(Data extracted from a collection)

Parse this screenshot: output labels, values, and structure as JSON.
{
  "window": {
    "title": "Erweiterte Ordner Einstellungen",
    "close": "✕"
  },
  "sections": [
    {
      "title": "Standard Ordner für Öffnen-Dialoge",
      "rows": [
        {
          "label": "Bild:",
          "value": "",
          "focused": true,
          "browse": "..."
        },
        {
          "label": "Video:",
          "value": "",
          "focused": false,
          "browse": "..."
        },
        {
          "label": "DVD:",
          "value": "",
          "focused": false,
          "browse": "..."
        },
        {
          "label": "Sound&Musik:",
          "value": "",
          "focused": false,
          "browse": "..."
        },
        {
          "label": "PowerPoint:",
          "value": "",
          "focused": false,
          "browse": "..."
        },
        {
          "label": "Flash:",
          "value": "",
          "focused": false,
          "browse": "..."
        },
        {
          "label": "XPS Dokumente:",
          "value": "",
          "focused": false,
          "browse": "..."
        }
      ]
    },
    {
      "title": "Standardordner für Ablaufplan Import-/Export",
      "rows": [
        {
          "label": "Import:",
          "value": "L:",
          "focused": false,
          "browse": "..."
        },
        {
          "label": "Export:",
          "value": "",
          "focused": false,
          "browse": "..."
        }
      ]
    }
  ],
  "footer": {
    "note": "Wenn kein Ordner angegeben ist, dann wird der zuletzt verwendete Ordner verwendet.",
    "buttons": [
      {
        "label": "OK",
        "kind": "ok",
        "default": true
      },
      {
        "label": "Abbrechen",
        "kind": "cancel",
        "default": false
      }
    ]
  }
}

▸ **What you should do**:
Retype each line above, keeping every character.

▸ **Solution for this problem**:
Parse this screenshot: output labels, values, and structure as JSON.
{
  "window": {
    "title": "Erweiterte Ordner Einstellungen",
    "close": "✕"
  },
  "sections": [
    {
      "title": "Standard Ordner für Öffnen-Dialoge",
      "rows": [
        {
          "label": "Bild:",
          "value": "",
          "focused": true,
          "browse": "..."
        },
        {
          "label": "Video:",
          "value": "",
          "focused": false,
          "browse": "..."
        },
        {
          "label": "DVD:",
          "value": "",
          "focused": false,
          "browse": "..."
        },
        {
          "label": "Sound&Musik:",
          "value": "",
          "focused": false,
          "browse": "..."
        },
        {
          "label": "PowerPoint:",
          "value": "",
          "focused": false,
          "browse": "..."
        },
        {
          "label": "Flash:",
          "value": "",
          "focused": false,
          "browse": "..."
        },
        {
          "label": "XPS Dokumente:",
          "value": "",
          "focused": false,
          "browse": "..."
        }
      ]
    },
    {
      "title": "Standardordner für Ablaufplan Import-/Export",
      "rows": [
        {
          "label": "Import:",
          "value": "L:",
          "focused": false,
          "browse": "..."
        },
        {
          "label": "Export:",
          "value": "",
          "focused": false,
          "browse": "..."
        }
      ]
    }
  ],
  "footer": {
    "note": "Wenn kein Ordner angegeben ist, dann wird der zuletzt verwendete Ordner verwendet.",
    "buttons": [
      {
        "label": "OK",
        "kind": "ok",
        "default": true
      },
      {
        "label": "Abbrechen",
        "kind": "cancel",
        "default": false
      }
    ]
  }
}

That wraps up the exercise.